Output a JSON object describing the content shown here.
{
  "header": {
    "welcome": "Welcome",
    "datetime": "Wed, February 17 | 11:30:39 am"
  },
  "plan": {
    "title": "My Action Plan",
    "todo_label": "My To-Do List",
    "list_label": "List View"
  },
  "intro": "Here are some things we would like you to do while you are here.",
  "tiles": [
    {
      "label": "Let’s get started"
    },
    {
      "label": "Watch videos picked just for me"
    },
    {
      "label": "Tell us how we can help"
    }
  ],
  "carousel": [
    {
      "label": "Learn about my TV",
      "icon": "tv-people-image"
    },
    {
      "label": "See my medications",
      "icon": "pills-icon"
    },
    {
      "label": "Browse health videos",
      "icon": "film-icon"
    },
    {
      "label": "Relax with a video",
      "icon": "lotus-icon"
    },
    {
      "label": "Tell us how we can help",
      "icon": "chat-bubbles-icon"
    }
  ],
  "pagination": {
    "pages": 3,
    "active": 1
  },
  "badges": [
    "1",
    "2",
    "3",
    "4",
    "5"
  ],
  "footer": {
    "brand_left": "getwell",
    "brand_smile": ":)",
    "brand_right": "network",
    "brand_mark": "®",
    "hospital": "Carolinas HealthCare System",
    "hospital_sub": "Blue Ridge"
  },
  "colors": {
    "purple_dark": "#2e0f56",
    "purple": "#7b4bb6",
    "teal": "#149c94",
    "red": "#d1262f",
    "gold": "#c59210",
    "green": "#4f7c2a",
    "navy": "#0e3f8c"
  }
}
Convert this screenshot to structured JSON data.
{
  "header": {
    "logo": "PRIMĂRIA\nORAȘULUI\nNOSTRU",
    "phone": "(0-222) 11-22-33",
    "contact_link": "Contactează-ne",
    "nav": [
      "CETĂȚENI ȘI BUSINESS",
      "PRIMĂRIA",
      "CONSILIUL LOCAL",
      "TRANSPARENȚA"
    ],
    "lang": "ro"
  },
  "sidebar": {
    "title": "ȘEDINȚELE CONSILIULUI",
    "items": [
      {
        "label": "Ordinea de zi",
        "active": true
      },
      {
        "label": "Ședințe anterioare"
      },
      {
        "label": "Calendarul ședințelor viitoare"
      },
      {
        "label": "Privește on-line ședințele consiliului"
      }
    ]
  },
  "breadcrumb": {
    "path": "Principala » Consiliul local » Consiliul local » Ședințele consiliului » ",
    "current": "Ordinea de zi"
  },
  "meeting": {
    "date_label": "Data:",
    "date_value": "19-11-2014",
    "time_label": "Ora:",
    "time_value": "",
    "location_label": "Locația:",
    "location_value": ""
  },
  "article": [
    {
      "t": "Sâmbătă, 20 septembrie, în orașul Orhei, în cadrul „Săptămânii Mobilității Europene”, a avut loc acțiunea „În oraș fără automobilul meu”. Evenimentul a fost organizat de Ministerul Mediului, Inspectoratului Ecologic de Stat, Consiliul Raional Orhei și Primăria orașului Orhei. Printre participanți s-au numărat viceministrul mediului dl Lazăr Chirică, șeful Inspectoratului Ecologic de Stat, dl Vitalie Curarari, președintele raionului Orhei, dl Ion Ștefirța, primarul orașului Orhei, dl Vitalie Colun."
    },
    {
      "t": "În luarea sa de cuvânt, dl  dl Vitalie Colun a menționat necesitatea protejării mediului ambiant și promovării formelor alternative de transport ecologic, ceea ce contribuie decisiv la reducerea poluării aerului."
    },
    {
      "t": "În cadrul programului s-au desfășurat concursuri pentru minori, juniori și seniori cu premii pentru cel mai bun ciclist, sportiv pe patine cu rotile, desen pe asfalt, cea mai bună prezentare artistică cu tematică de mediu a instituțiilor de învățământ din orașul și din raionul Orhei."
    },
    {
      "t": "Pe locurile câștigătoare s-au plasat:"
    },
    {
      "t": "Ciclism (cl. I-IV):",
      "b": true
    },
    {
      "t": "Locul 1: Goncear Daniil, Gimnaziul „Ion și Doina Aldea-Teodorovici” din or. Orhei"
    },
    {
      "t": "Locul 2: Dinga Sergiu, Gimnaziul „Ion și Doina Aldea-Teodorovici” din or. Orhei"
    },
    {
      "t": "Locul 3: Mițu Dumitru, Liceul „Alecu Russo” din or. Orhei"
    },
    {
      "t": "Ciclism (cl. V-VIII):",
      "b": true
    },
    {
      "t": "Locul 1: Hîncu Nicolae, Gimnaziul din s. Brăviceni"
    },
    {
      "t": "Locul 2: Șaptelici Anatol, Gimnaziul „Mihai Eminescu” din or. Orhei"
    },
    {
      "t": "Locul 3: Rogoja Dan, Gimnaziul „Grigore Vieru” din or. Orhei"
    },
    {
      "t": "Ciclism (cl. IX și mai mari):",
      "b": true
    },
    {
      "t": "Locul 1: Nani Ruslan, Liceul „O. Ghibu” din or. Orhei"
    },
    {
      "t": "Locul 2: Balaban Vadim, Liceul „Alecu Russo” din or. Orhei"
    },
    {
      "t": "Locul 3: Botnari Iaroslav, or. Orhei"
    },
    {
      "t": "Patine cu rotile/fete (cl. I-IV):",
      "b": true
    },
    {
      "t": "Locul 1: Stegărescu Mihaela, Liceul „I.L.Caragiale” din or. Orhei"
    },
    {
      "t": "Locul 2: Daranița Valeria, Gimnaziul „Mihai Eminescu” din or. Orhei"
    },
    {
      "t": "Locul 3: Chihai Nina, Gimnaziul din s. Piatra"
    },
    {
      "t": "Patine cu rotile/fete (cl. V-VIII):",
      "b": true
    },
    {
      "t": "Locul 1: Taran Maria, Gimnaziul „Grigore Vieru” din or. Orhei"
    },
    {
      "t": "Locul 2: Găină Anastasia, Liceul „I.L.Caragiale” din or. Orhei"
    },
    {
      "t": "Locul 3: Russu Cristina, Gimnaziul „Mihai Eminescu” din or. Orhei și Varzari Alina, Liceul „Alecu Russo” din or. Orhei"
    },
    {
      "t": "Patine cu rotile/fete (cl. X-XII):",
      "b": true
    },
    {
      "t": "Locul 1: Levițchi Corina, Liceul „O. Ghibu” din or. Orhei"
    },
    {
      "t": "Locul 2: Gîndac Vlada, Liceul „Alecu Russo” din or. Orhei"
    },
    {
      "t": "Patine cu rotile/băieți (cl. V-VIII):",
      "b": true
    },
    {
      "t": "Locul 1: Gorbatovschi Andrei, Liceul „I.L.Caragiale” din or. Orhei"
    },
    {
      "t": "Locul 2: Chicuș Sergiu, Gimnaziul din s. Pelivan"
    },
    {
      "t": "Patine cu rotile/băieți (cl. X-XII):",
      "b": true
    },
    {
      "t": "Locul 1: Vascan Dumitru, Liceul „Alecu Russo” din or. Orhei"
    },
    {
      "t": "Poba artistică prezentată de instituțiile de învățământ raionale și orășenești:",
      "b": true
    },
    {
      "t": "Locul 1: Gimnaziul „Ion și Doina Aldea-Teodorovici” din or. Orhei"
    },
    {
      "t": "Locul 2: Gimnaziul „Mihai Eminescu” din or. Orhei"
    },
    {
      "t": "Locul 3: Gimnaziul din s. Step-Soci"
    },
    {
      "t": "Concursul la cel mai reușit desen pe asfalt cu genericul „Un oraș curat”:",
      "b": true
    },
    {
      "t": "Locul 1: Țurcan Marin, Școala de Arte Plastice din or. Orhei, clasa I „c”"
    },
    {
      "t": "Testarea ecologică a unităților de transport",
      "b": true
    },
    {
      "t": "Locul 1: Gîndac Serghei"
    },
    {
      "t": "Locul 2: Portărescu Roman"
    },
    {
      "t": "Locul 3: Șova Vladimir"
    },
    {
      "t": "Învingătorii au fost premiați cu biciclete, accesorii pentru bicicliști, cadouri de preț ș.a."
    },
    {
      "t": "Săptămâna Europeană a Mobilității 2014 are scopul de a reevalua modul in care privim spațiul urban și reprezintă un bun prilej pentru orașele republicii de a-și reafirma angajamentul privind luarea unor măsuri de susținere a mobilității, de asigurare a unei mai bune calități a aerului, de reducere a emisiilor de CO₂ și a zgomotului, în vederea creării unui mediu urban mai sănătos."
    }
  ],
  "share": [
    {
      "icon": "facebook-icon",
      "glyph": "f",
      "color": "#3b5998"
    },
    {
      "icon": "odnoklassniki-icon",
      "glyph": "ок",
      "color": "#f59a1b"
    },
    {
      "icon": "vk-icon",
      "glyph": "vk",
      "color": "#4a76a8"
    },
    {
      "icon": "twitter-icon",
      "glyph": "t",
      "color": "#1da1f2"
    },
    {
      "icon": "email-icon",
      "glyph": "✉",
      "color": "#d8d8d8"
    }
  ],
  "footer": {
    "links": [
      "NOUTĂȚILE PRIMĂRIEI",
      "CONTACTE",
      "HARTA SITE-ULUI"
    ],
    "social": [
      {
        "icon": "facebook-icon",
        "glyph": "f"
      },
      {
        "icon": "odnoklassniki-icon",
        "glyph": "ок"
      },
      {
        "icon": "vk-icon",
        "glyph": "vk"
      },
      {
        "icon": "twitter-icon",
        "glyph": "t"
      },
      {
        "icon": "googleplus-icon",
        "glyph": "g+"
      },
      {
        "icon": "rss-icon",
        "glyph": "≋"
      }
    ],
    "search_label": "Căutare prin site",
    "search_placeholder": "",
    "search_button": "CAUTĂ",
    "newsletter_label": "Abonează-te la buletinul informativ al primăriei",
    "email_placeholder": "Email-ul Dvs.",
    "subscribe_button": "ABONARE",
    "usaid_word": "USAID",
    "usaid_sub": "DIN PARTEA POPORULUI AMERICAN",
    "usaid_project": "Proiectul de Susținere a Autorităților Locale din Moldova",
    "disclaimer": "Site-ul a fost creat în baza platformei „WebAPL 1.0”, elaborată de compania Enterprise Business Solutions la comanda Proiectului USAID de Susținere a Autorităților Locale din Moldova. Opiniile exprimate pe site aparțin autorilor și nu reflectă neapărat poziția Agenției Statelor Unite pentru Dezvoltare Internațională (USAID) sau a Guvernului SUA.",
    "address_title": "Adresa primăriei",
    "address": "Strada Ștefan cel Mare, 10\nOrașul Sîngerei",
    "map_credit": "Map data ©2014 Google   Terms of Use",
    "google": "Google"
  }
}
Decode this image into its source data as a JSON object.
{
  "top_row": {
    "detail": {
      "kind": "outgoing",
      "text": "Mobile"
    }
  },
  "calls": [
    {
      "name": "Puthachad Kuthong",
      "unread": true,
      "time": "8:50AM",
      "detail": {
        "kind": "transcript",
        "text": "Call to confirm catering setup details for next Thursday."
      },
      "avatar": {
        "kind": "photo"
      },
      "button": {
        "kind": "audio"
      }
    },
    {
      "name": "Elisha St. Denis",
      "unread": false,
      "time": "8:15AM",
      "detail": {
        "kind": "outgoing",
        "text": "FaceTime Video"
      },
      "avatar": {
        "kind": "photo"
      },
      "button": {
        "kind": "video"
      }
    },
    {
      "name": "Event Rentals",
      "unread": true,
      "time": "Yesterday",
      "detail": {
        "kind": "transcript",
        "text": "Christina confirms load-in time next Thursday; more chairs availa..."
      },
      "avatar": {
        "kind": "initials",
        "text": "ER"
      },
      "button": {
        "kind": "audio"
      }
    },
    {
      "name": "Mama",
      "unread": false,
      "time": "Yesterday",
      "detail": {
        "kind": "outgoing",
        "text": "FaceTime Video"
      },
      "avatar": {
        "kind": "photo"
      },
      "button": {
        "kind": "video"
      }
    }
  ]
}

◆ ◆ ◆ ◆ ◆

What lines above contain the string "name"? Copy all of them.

      "name": "Puthachad Kuthong",
      "name": "Elisha St. Denis",
      "name": "Event Rentals",
      "name": "Mama",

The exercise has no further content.